bacteria lack enzymes required for post translational modification of eukaryotic proteins such as the addition of carbohydrate groups on the surface of proteins
bacteria also lack the chaperone proteins that assist proper folding of proteins in eukaryotic cells
some eukaryotic proteins need these functionalitites in order to be expressed
what are 3 ways recombinant genes can be introduced into eukaryotes/
1. microinjection, 2. electroporation, 3. viral vectors
what is microinjection?
dna is directly injected into the nucleus of a cell using a micropipette
what is electroporation?
a high voltage pulse is used to make the cell membrane permeable to DNA molecules
how are viral vectors used?
retroviruses can integrate dna version of their rna genomes into the hosts chromosomal dna, which can then be expressed by host cell machinery
what are the most efficient vectors for delivery of foreign dna into eukarytoic cells? and up to how many kb inserts can they accept?
retro viruses, 6kb
how are gene knockouts made?
made using homologous recombination with a mutant version of the gene.
1. a mutant version of the garget gene is designed
2. the mutant maintains some similarity with the WT especially at the 5' and 3' ends
3. when this gene is introduced into embryonic cells, recombination occurs between similar regious leading to the replacement of the WT gene with the inactive mutant version
4. look for phenotypic effects on organism
how can dsrna be introduced into c. elegans worms?
directly feed them e. coli bacteria tat produces dsrna
what does introduction of dsRNA do?
disrupts the mRNA from genes that contains sequence corresponding to dsRNA molecule
how does double stranded rna cleave mRNA?
dsRNA is cut by dicer into 21 nucleotide fragments which have 2 nt of unpaired base at the 5' ened. the 2 strands of these fragments are separated and incorporated into the risc complex. the single stranded 21nt RNA serves to guide RISC to a complementary mRNA which is then degraded
what are three ways recombinant genes can be introduced into plants?
1.tumor inducing plasmids
-integrate into genome and can express foreign dna
-use high voltage electrical pulse makes the cell wall permeable to dna
- dna is coated onto tungsten pellets and tehn fired into plant cells at high velocity
what are the effects of agrobacterium tumefaciens infection of plants
common soil bacterium agrobacterium tumefaciens infects plants and introdeucies foreign dna
a tumor (crown gall) grows at sight of infection
crown galls syntehsize opine which are metabolized by bacteria
the metabolism of plant cell is diverted to produce food for agrobacterium
how do tumor inducing plasmids work?
tumor inducing plasmids carried by agrobacterium are responsible for the shift to tumor state and synthesis of opines
a small portion of the Ti plasmid called T-dna is integrated into the palnt cell genome
foreign dna can be inserted into the tdna region and expressed upon infection into a plant
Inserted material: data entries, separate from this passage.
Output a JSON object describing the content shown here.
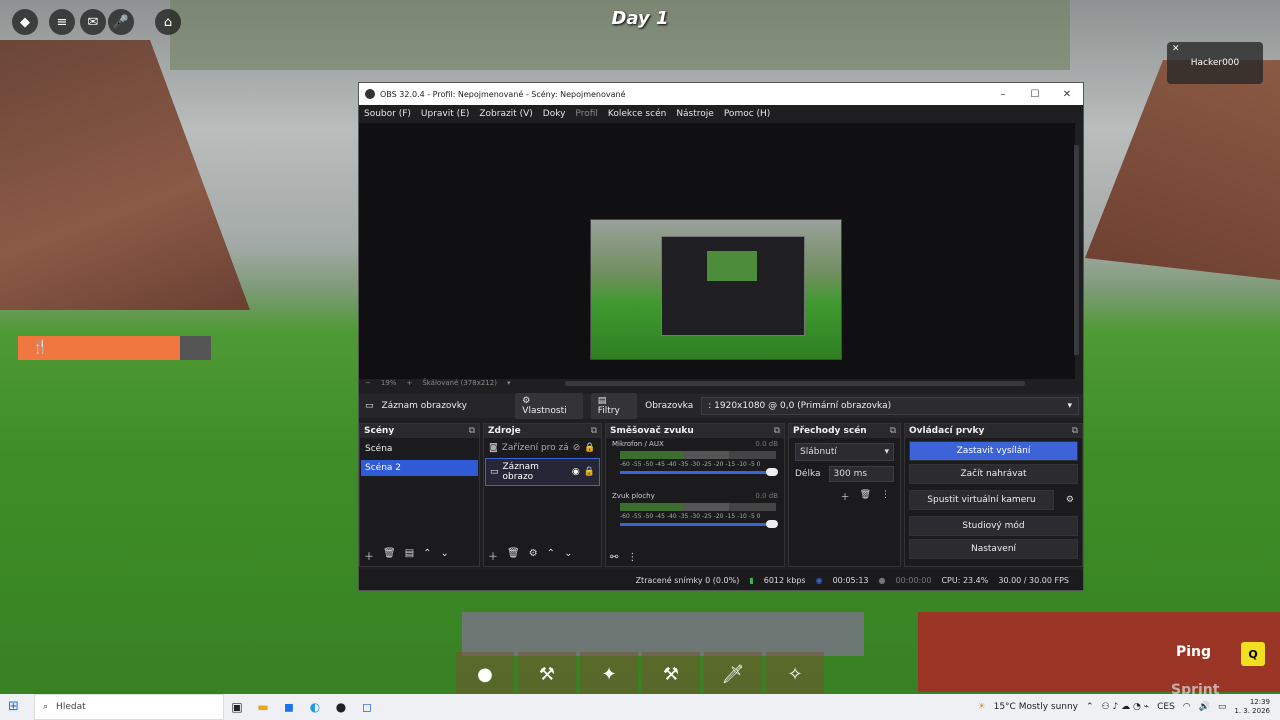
{
  "game": {
    "day_label": "Day 1",
    "notification_name": "Hacker000",
    "ping_label": "Ping",
    "sprint_label": "Sprint",
    "ping_key": "Q",
    "hunger_level": 0.84
  },
  "obs": {
    "title": "OBS 32.0.4 - Profil: Nepojmenované - Scény: Nepojmenované",
    "menu": [
      "Soubor (F)",
      "Upravit (E)",
      "Zobrazit (V)",
      "Doky",
      "Profil",
      "Kolekce scén",
      "Nástroje",
      "Pomoc (H)"
    ],
    "zoom": "19%",
    "scale_label": "Škálované (378x212)",
    "source_bar": {
      "source_name": "Záznam obrazovky",
      "properties_label": "Vlastnosti",
      "filters_label": "Filtry",
      "display_label": "Obrazovka",
      "display_value": ": 1920x1080 @ 0,0 (Primární obrazovka)"
    },
    "scenes": {
      "title": "Scény",
      "items": [
        {
          "label": "Scéna",
          "active": false
        },
        {
          "label": "Scéna 2",
          "active": true
        }
      ]
    },
    "sources": {
      "title": "Zdroje",
      "items": [
        {
          "label": "Zařízení pro zá",
          "active": false
        },
        {
          "label": "Záznam obrazo",
          "active": true
        }
      ]
    },
    "mixer": {
      "title": "Směšovač zvuku",
      "channels": [
        {
          "name": "Mikrofon / AUX",
          "db": "0.0 dB"
        },
        {
          "name": "Zvuk plochy",
          "db": "0.0 dB"
        }
      ],
      "ticks": "-60 -55 -50 -45 -40 -35 -30 -25 -20 -15 -10 -5 0"
    },
    "transitions": {
      "title": "Přechody scén",
      "selected": "Slábnutí",
      "duration_label": "Délka",
      "duration_value": "300 ms"
    },
    "controls": {
      "title": "Ovládací prvky",
      "buttons": [
        "Zastavit vysílání",
        "Začít nahrávat",
        "Spustit virtuální kameru",
        "Studiový mód",
        "Nastavení"
      ]
    },
    "status": {
      "dropped": "Ztracené snímky 0 (0.0%)",
      "bitrate": "6012 kbps",
      "stream_time": "00:05:13",
      "rec_time": "00:00:00",
      "cpu": "CPU: 23.4%",
      "fps": "30.00 / 30.00 FPS"
    }
  },
  "taskbar": {
    "search_placeholder": "Hledat",
    "weather": "15°C  Mostly sunny",
    "lang": "CES",
    "time": "12:39",
    "date": "1. 3. 2026"
  }
}
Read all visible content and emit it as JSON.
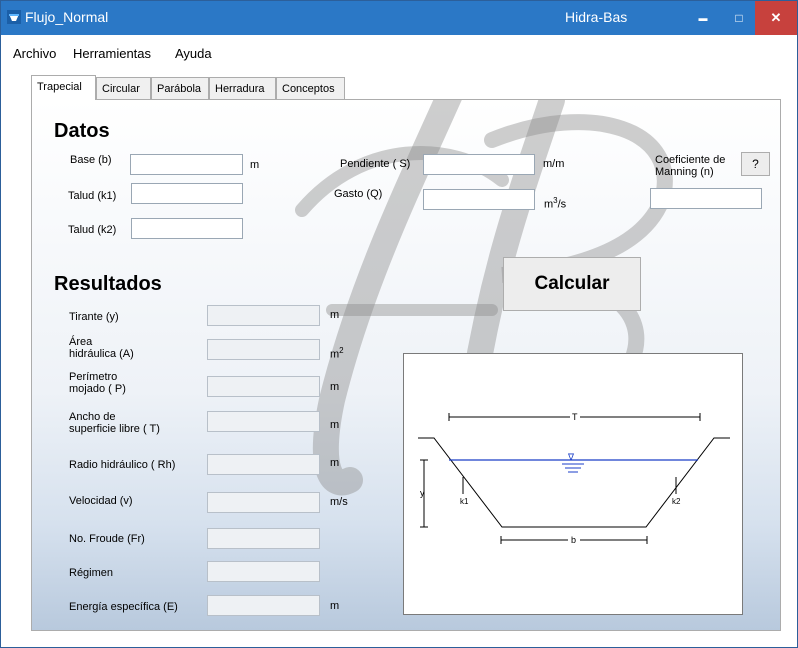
{
  "window": {
    "title": "Flujo_Normal",
    "app_name": "Hidra-Bas",
    "minimize_symbol": "▬",
    "maximize_symbol": "□",
    "close_symbol": "✕",
    "accent_color": "#2b78c6",
    "close_color": "#c7413d"
  },
  "menu": [
    "Archivo",
    "Herramientas",
    "Ayuda"
  ],
  "tabs": [
    "Trapecial",
    "Circular",
    "Parábola",
    "Herradura",
    "Conceptos"
  ],
  "active_tab": "Trapecial",
  "datos": {
    "heading": "Datos",
    "base_label": "Base (b)",
    "base_unit": "m",
    "talud1_label": "Talud (k1)",
    "talud2_label": "Talud (k2)",
    "pendiente_label": "Pendiente ( S)",
    "pendiente_unit": "m/m",
    "gasto_label": "Gasto (Q)",
    "gasto_unit_base": "m",
    "gasto_unit_sup": "3",
    "gasto_unit_tail": "/s",
    "manning_label_1": "Coeficiente de",
    "manning_label_2": "Manning (n)",
    "help_button": "?"
  },
  "resultados": {
    "heading": "Resultados",
    "tirante_label": "Tirante (y)",
    "tirante_unit": "m",
    "area_label_1": "Área",
    "area_label_2": "hidráulica (A)",
    "area_unit_base": "m",
    "area_unit_sup": "2",
    "perimetro_label_1": "Perímetro",
    "perimetro_label_2": "mojado ( P)",
    "perimetro_unit": "m",
    "ancho_label_1": "Ancho de",
    "ancho_label_2": "superficie libre ( T)",
    "ancho_unit": "m",
    "radio_label": "Radio hidráulico ( Rh)",
    "radio_unit": "m",
    "velocidad_label": "Velocidad (v)",
    "velocidad_unit": "m/s",
    "froude_label": "No. Froude (Fr)",
    "regimen_label": "Régimen",
    "energia_label": "Energía específica (E)",
    "energia_unit": "m"
  },
  "calcular_button": "Calcular",
  "diagram": {
    "top_width": "T",
    "bottom_width": "b",
    "depth": "y",
    "left_slope": "k1",
    "right_slope": "k2",
    "water_symbol": "∇",
    "water_color": "#1a3ec8"
  }
}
only works with dicots (broad-leaved plants such as grapes) and some monocots
how does electroporation work in plants?
cellulose wall is first degraded by treatment with cellulase to form protoplasts
a mixture of plasmid dna and protoplasts is subjected to high voltage electrical pulses
dna enters cells and expresses foreign DNA